Please find every line in the records below that contains the word "price", and copy it.

>>>>>

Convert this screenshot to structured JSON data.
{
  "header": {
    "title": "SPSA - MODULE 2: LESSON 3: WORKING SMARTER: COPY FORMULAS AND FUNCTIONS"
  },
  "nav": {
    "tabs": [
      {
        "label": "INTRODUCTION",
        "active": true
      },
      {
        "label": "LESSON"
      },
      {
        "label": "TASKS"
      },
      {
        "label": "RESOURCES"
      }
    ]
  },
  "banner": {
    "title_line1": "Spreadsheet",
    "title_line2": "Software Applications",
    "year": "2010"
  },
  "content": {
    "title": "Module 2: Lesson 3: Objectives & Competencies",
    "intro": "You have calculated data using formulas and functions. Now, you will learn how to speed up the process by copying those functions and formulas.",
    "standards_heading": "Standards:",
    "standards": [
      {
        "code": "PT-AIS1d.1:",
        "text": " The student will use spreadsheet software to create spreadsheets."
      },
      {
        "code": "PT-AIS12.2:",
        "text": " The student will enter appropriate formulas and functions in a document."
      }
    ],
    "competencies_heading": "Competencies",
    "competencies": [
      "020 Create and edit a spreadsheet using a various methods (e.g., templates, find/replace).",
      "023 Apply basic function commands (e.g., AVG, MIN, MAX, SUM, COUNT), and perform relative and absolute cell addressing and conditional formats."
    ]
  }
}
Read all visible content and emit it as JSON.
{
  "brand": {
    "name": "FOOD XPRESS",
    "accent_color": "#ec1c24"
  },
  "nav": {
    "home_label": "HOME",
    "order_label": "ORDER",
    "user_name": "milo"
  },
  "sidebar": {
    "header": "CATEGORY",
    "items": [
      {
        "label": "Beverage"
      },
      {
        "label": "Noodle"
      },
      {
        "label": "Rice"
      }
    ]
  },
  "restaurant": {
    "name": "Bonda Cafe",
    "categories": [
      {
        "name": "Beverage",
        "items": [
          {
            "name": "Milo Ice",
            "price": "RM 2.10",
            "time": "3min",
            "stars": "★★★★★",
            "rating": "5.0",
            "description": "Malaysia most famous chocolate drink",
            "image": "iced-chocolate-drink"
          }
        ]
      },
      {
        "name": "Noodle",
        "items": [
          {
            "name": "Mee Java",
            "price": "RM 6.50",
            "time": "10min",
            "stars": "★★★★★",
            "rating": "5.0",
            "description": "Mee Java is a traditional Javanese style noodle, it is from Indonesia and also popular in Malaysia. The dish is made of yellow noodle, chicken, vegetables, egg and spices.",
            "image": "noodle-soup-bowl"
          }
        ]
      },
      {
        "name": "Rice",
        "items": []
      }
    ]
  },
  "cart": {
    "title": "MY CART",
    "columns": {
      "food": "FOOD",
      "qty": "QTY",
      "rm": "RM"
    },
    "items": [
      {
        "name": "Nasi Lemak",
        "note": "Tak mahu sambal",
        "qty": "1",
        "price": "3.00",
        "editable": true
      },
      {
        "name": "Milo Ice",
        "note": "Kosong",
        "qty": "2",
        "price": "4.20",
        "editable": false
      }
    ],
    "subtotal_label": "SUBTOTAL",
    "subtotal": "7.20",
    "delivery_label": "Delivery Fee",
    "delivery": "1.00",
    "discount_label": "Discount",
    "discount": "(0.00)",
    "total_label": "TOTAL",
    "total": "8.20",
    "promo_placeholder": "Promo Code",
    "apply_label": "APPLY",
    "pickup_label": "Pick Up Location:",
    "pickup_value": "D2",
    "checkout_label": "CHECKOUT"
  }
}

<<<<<

• **Result of this task**:
            "price": "RM 2.10",
            "price": "RM 6.50",
        "price": "3.00",
        "price": "4.20",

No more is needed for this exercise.